But the 1895 audience grew wise quickly and soon became accustomed to cinema's playful portrayal of an illusion as reality. Georges Melies' The Magic Lantern in 1903 draws attention to its own illusion of reality, suggesting that film is no more or less faithful to its subject than painting, novels or theater. This trend of self-reflexivity continued throughout the 20th century. Think of Alfred Hitchcock's Rear Window or Spike Jonze and Charlie Kaufman's Adaptation.

Today, even documentary viewers are highly skeptical of the "truth" such films portray. Consider the reactions to Errol Morris' Fog of War or Michael Moore's Fahrenheit 9/11 that labeled these films "infotainment" or "agitprop." If contemporary audiences are critical of what they see on screen, why not judges?

One answer lies with the nationwide policing trend that requires filming custodial interrogations and encourages the use of camera-mounted police cruisers. This trend is based on the belief that film will reveal the whole truth.

Another answer lies with the generalized trend of our surveillance society: cameras at ATMs, retail stores, toll booths, public parks, etc.

What kinds of films do these cameras produce? They are police films - made by the state or private citizens in the name of peace, safety and justice. And this seems to make all the difference.

But why should it? Where is the skepticism toward these films that today pervades attention to mainstream documentaries and reality television?

In the Scott case, eight justices failed to exercise the kind of scrutiny and independence one expects of professionals tasked with evaluating complex evidence and law. They viewed the police film as uncontrovertible evidence of reasonable force against a fleeing suspect. "Anyone who has watched that tape has got to come to that conclusion," Justice Ruth Bader Ginsburg said.

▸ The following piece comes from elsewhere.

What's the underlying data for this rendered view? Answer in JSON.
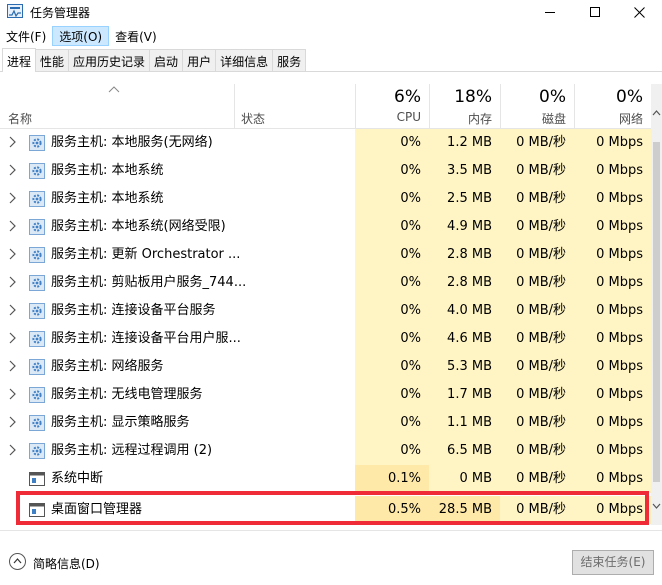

Failing to recognize how all film manifests a distinct point of view (and not others) and how it is inevitably framed (by the size of the camera and the length of the film) to exclude what other witnesses to the event would have seen is a grave error on the part of a fact-finder - or a film critic. Films never speak for themselves; they require interpretation. They need close scrutiny and analysis, like all other evidence.

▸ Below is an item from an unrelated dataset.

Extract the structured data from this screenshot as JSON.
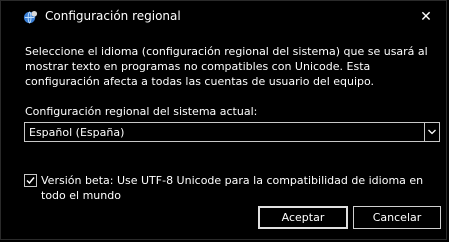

Assuming a film means only one thing (or at least one dominant thing) is what sank the prosecutor in the first trial of the police officers accused of beating Rodney King. No film, not even live footage, is singular in its meaning or significance.

Justice John Paul Stevens, the lone dissenter in Scott, takes the majority to task for disregarding the lower court's factual findings as based on all the evidence before it (evidence that included much more than the film). He also does what many astute film critics do: He asks how the film's portrayal of the event is but one version among others. Justice Stevens thus manifests a healthy skepticism toward and scrutiny of film that claims to depict the whole truth.

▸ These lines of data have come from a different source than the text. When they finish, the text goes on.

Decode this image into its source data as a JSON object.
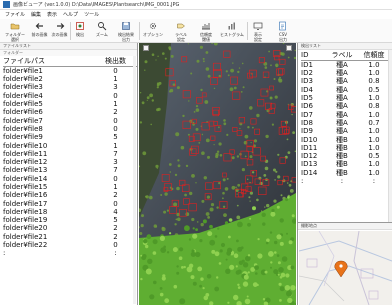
{
  "window": {
    "title": "画像ビューア (ver.1.0.0) D:\\Data\\IMAGES\\Plantsearch\\IMG_0001.JPG"
  },
  "menu": [
    "ファイル",
    "編集",
    "表示",
    "ヘルプ",
    "ツール"
  ],
  "toolbar": [
    {
      "label": "フォルダー\n選択",
      "icon": "folder-open-icon"
    },
    {
      "label": "前の画像",
      "icon": "arrow-left-icon"
    },
    {
      "label": "次の画像",
      "icon": "arrow-right-icon"
    },
    {
      "label": "検出",
      "icon": "detect-icon"
    },
    {
      "label": "ズーム",
      "icon": "zoom-icon"
    },
    {
      "label": "検出結果\n出力",
      "icon": "save-icon"
    },
    {
      "label": "オプション",
      "icon": "options-icon"
    },
    {
      "label": "ラベル\n設定",
      "icon": "label-icon"
    },
    {
      "label": "信頼度\n閾値",
      "icon": "threshold-icon"
    },
    {
      "label": "ヒストグラム",
      "icon": "histogram-icon"
    },
    {
      "label": "表示\n設定",
      "icon": "display-icon"
    },
    {
      "label": "CSV\n出力",
      "icon": "csv-icon"
    }
  ],
  "left_panel": {
    "title": "ファイルリスト",
    "subtitle": "フォルダー",
    "col_path": "ファイルパス",
    "col_count": "検出数",
    "rows": [
      {
        "path": "folder¥file1",
        "count": "0"
      },
      {
        "path": "folder¥file2",
        "count": "1"
      },
      {
        "path": "folder¥file3",
        "count": "3"
      },
      {
        "path": "folder¥file4",
        "count": "0"
      },
      {
        "path": "folder¥file5",
        "count": "1"
      },
      {
        "path": "folder¥file6",
        "count": "2"
      },
      {
        "path": "folder¥file7",
        "count": "0"
      },
      {
        "path": "folder¥file8",
        "count": "0"
      },
      {
        "path": "folder¥file9",
        "count": "5"
      },
      {
        "path": "folder¥file10",
        "count": "1"
      },
      {
        "path": "folder¥file11",
        "count": "7"
      },
      {
        "path": "folder¥file12",
        "count": "3"
      },
      {
        "path": "folder¥file13",
        "count": "7"
      },
      {
        "path": "folder¥file14",
        "count": "0"
      },
      {
        "path": "folder¥file15",
        "count": "1"
      },
      {
        "path": "folder¥file16",
        "count": "2"
      },
      {
        "path": "folder¥file17",
        "count": "0"
      },
      {
        "path": "folder¥file18",
        "count": "4"
      },
      {
        "path": "folder¥file19",
        "count": "5"
      },
      {
        "path": "folder¥file20",
        "count": "2"
      },
      {
        "path": "folder¥file21",
        "count": "2"
      },
      {
        "path": "folder¥file22",
        "count": "0"
      },
      {
        "path": ":",
        "count": ":"
      }
    ]
  },
  "right_panel": {
    "title": "検出リスト",
    "col_id": "ID",
    "col_label": "ラベル",
    "col_conf": "信頼度",
    "rows": [
      {
        "id": "ID1",
        "label": "種A",
        "conf": "1.0"
      },
      {
        "id": "ID2",
        "label": "種A",
        "conf": "1.0"
      },
      {
        "id": "ID3",
        "label": "種A",
        "conf": "0.8"
      },
      {
        "id": "ID4",
        "label": "種A",
        "conf": "0.5"
      },
      {
        "id": "ID5",
        "label": "種A",
        "conf": "1.0"
      },
      {
        "id": "ID6",
        "label": "種A",
        "conf": "0.8"
      },
      {
        "id": "ID7",
        "label": "種A",
        "conf": "1.0"
      },
      {
        "id": "ID8",
        "label": "種A",
        "conf": "0.7"
      },
      {
        "id": "ID9",
        "label": "種A",
        "conf": "1.0"
      },
      {
        "id": "ID10",
        "label": "種B",
        "conf": "1.0"
      },
      {
        "id": "ID11",
        "label": "種B",
        "conf": "1.0"
      },
      {
        "id": "ID12",
        "label": "種B",
        "conf": "0.5"
      },
      {
        "id": "ID13",
        "label": "種B",
        "conf": "1.0"
      },
      {
        "id": "ID14",
        "label": "種B",
        "conf": "1.0"
      },
      {
        "id": ":",
        "label": ":",
        "conf": ":"
      }
    ]
  },
  "map_panel": {
    "title": "撮影地点"
  },
  "colors": {
    "detection_box": "#e02020",
    "map_marker": "#e8731a",
    "grass": "#6fbf3c"
  }
}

He does not disregard the film as worthy of consideration. He simply asks that all the evidence be considered so that the court can come to a reasoned and balanced conclusion.

Justice Stevens points to the fact that the film obscures the part of the car chase that was on a four-lane highway, not a two-lane highway, which goes to the dangerousness element of the legal inquiry. He also explains how the film's distance from traffic lights makes it difficult to discern the color of the signals, also relevant to dangerousness. He complains that the court minimizes the significance of the police sirens because the sound recording on the film was low, possibly because of soundproofing in the officer's vehicle.

The law desperately desires the truth. But we should not rely on film as truth serum. Conflating the filmed event with the event itself puts our lives in the hands of filmmakers. Closely scrutinizing film might not always change our opinion of "what happened," but it would lend integrity to a justice system charged with adjudicating results at the expense of someone's life, liberty or property.


The Supreme Court failed at this exercise of scrutiny in Scott v. Harris. It succumbed to the illusion of film's total world-making.

In effect, the justices screamed and ran from the theater.

Jessica Silbey is an assistant professor of law at Suffolk University Law School in Boston. Her e-mail is